— WHAT IS EXPECTED —
An exact copy of all the data, minus the images, is required.
====== DATA EXCERPTS ======
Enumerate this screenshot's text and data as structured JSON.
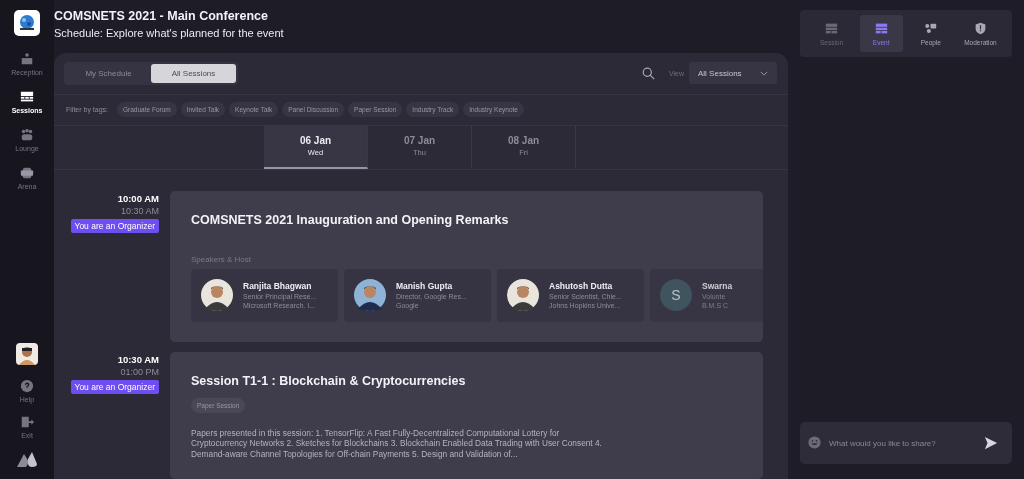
{
  "event": {
    "title": "COMSNETS 2021 - Main Conference",
    "subtitle": "Schedule: Explore what's planned for the event"
  },
  "sidebar": {
    "items": [
      {
        "label": "Reception",
        "selected": false
      },
      {
        "label": "Sessions",
        "selected": true
      },
      {
        "label": "Lounge",
        "selected": false
      },
      {
        "label": "Arena",
        "selected": false
      }
    ],
    "bottom_items": [
      "Help",
      "Exit"
    ]
  },
  "schedule_toggle": [
    {
      "label": "My Schedule",
      "selected": false
    },
    {
      "label": "All Sessions",
      "selected": true
    }
  ],
  "view": {
    "label": "View",
    "value": "All Sessions"
  },
  "filter": {
    "label": "Filter by tags:",
    "tags": [
      "Graduate Forum",
      "Invited Talk",
      "Keynote Talk",
      "Panel Discussion",
      "Paper Session",
      "Industry Track",
      "Industry Keynote"
    ]
  },
  "days": [
    {
      "date": "06 Jan",
      "weekday": "Wed",
      "selected": true
    },
    {
      "date": "07 Jan",
      "weekday": "Thu",
      "selected": false
    },
    {
      "date": "08 Jan",
      "weekday": "Fri",
      "selected": false
    }
  ],
  "sessions": [
    {
      "start": "10:00 AM",
      "end": "10:30 AM",
      "badge": "You are an Organizer",
      "title": "COMSNETS 2021 Inauguration and Opening Remarks",
      "speakers_label": "Speakers & Host",
      "speakers": [
        {
          "name": "Ranjita Bhagwan",
          "role": "Senior Principal Rese...",
          "org": "Microsoft Research. I..."
        },
        {
          "name": "Manish Gupta",
          "role": "Director, Google Res...",
          "org": "Google"
        },
        {
          "name": "Ashutosh Dutta",
          "role": "Senior Scientist, Chie...",
          "org": "Johns Hopkins Unive..."
        },
        {
          "name": "Swarna",
          "role": "Volunte",
          "org": "B.M.S C",
          "kind": "initial",
          "initial": "S"
        }
      ]
    },
    {
      "start": "10:30 AM",
      "end": "01:00 PM",
      "badge": "You are an Organizer",
      "title": "Session T1-1 : Blockchain & Cryptocurrencies",
      "tags": [
        "Paper Session"
      ],
      "description": "Papers presented in this session: 1. TensorFlip: A Fast Fully-Decentralized Computational Lottery for Cryptocurrency Networks 2. Sketches for Blockchains 3. Blockchain Enabled Data Trading with User Consent 4. Demand-aware Channel Topologies for Off-chain Payments 5. Design and Validation of..."
    }
  ],
  "panel_tabs": [
    {
      "label": "Session",
      "selected": false,
      "disabled": true
    },
    {
      "label": "Event",
      "selected": true,
      "disabled": false
    },
    {
      "label": "People",
      "selected": false,
      "disabled": false
    },
    {
      "label": "Moderation",
      "selected": false,
      "disabled": false
    }
  ],
  "chat": {
    "placeholder": "What would you like to share?"
  }
}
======
— RESULT FOR THIS EXERCISE —
Enumerate this screenshot's text and data as structured JSON.
{
  "event": {
    "title": "COMSNETS 2021 - Main Conference",
    "subtitle": "Schedule: Explore what's planned for the event"
  },
  "sidebar": {
    "items": [
      {
        "label": "Reception",
        "selected": false
      },
      {
        "label": "Sessions",
        "selected": true
      },
      {
        "label": "Lounge",
        "selected": false
      },
      {
        "label": "Arena",
        "selected": false
      }
    ],
    "bottom_items": [
      "Help",
      "Exit"
    ]
  },
  "schedule_toggle": [
    {
      "label": "My Schedule",
      "selected": false
    },
    {
      "label": "All Sessions",
      "selected": true
    }
  ],
  "view": {
    "label": "View",
    "value": "All Sessions"
  },
  "filter": {
    "label": "Filter by tags:",
    "tags": [
      "Graduate Forum",
      "Invited Talk",
      "Keynote Talk",
      "Panel Discussion",
      "Paper Session",
      "Industry Track",
      "Industry Keynote"
    ]
  },
  "days": [
    {
      "date": "06 Jan",
      "weekday": "Wed",
      "selected": true
    },
    {
      "date": "07 Jan",
      "weekday": "Thu",
      "selected": false
    },
    {
      "date": "08 Jan",
      "weekday": "Fri",
      "selected": false
    }
  ],
  "sessions": [
    {
      "start": "10:00 AM",
      "end": "10:30 AM",
      "badge": "You are an Organizer",
      "title": "COMSNETS 2021 Inauguration and Opening Remarks",
      "speakers_label": "Speakers & Host",
      "speakers": [
        {
          "name": "Ranjita Bhagwan",
          "role": "Senior Principal Rese...",
          "org": "Microsoft Research. I..."
        },
        {
          "name": "Manish Gupta",
          "role": "Director, Google Res...",
          "org": "Google"
        },
        {
          "name": "Ashutosh Dutta",
          "role": "Senior Scientist, Chie...",
          "org": "Johns Hopkins Unive..."
        },
        {
          "name": "Swarna",
          "role": "Volunte",
          "org": "B.M.S C",
          "kind": "initial",
          "initial": "S"
        }
      ]
    },
    {
      "start": "10:30 AM",
      "end": "01:00 PM",
      "badge": "You are an Organizer",
      "title": "Session T1-1 : Blockchain & Cryptocurrencies",
      "tags": [
        "Paper Session"
      ],
      "description": "Papers presented in this session: 1. TensorFlip: A Fast Fully-Decentralized Computational Lottery for Cryptocurrency Networks 2. Sketches for Blockchains 3. Blockchain Enabled Data Trading with User Consent 4. Demand-aware Channel Topologies for Off-chain Payments 5. Design and Validation of..."
    }
  ],
  "panel_tabs": [
    {
      "label": "Session",
      "selected": false,
      "disabled": true
    },
    {
      "label": "Event",
      "selected": true,
      "disabled": false
    },
    {
      "label": "People",
      "selected": false,
      "disabled": false
    },
    {
      "label": "Moderation",
      "selected": false,
      "disabled": false
    }
  ],
  "chat": {
    "placeholder": "What would you like to share?"
  }
}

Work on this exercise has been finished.